cover image Masai and I

Masai and I

Virginia Kroll. Four Winds, $16 (32pp) ISBN 978-0-02-751165-9
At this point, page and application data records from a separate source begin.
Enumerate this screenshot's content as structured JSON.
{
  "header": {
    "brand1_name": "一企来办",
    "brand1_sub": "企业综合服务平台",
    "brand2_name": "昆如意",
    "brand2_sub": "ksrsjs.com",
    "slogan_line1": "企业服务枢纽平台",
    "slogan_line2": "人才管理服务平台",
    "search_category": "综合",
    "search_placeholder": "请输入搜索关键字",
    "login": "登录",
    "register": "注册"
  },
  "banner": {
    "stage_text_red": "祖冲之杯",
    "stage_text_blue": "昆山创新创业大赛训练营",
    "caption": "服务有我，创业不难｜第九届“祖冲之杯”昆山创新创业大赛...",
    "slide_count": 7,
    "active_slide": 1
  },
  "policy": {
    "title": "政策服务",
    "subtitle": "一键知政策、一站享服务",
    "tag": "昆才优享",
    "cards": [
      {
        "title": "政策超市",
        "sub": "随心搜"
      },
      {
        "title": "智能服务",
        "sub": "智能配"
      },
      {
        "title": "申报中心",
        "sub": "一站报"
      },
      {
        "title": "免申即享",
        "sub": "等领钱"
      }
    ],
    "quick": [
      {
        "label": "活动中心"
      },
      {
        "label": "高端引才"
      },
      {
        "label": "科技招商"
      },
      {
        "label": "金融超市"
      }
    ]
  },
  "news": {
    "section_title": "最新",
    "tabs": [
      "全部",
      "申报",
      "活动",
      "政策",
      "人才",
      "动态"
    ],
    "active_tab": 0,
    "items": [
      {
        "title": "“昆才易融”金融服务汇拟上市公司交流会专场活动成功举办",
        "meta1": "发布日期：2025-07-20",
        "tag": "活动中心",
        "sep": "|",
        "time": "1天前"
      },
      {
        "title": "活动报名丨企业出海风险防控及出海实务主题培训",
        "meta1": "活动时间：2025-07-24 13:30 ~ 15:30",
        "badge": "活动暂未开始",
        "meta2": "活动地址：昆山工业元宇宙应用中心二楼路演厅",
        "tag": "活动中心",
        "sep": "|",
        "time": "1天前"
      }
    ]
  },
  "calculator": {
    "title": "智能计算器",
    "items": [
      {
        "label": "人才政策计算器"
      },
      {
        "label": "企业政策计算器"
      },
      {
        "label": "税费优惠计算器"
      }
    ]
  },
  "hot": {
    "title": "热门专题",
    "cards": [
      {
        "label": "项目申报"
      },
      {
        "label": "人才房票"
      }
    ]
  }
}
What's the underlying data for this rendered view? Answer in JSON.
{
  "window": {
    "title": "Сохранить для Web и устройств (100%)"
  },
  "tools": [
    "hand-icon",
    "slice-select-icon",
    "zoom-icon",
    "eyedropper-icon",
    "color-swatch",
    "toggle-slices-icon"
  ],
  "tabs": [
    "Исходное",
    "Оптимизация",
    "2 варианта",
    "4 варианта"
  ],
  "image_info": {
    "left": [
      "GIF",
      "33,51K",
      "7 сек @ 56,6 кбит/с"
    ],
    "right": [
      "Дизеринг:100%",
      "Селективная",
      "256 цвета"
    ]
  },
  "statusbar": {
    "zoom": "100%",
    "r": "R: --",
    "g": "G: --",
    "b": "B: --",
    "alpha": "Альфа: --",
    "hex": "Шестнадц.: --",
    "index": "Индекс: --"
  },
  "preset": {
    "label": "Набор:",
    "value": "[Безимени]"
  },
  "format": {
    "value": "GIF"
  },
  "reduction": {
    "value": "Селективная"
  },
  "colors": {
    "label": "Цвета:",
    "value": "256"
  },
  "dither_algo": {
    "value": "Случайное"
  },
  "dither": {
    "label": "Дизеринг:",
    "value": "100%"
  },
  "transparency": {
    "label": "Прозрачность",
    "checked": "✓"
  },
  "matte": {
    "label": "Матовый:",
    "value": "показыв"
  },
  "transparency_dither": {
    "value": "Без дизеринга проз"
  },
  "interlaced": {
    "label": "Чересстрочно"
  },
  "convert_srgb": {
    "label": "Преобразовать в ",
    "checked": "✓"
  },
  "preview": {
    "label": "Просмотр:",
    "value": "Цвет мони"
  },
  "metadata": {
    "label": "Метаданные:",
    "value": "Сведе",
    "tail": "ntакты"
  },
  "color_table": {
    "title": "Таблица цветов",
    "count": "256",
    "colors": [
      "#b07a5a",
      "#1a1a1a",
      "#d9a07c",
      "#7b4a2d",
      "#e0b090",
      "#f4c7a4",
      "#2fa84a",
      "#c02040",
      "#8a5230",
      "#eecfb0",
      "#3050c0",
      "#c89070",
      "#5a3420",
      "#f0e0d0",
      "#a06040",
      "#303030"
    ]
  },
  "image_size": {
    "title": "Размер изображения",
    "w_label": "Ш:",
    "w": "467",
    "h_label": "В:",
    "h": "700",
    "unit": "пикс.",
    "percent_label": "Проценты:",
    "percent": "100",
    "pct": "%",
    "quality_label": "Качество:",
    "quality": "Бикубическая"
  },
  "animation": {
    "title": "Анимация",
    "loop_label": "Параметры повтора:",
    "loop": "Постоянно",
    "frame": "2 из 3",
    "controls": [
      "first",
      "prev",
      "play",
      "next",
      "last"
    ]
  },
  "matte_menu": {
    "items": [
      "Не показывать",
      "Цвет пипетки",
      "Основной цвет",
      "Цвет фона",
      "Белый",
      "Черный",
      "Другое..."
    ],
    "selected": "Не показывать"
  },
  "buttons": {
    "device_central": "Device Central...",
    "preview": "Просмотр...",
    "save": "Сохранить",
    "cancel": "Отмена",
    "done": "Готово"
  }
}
A young African American girl muses, ``if I were a Masai,'' and compares her own life with what she has learned in school about East Africa and its inhabitants. She considers where a Masai girl would sleep, how she occupies her time, what kinds of animals she would see. The artwork, realistic and warm, portrays a joyful girl who feels ``the tingle of kinship'' with the Masai culture; her counterpart's spare environs, replete with exotic flora and fauna, are likewise strikingly depicted. The book's creative design--a Western scene on one page of each spread faces a typical Masai scene on the other--seamlessly blends corroborative colors and details: a yellow carpet becomes the dry savanna grass, the girl's bedsheet turns into a cowhide covering. (The final spread, however, may prove confusing: two characters are shown in Masai dress at an otherwise typical Western Thanksgiving dinner.) Kroll's beguiling language--``whole flocks of flashing fireflies turned trees into lanterns''--offers resonant images; the last paragraph, in particular, rings proud and positive: ``I come home and stare at my reflection in my bedroom mirror . . . smooth brown skin over high cheekbones and black eyes that slant up a little when I smile. I like what I see.'' Ages 4-7. (Sept.)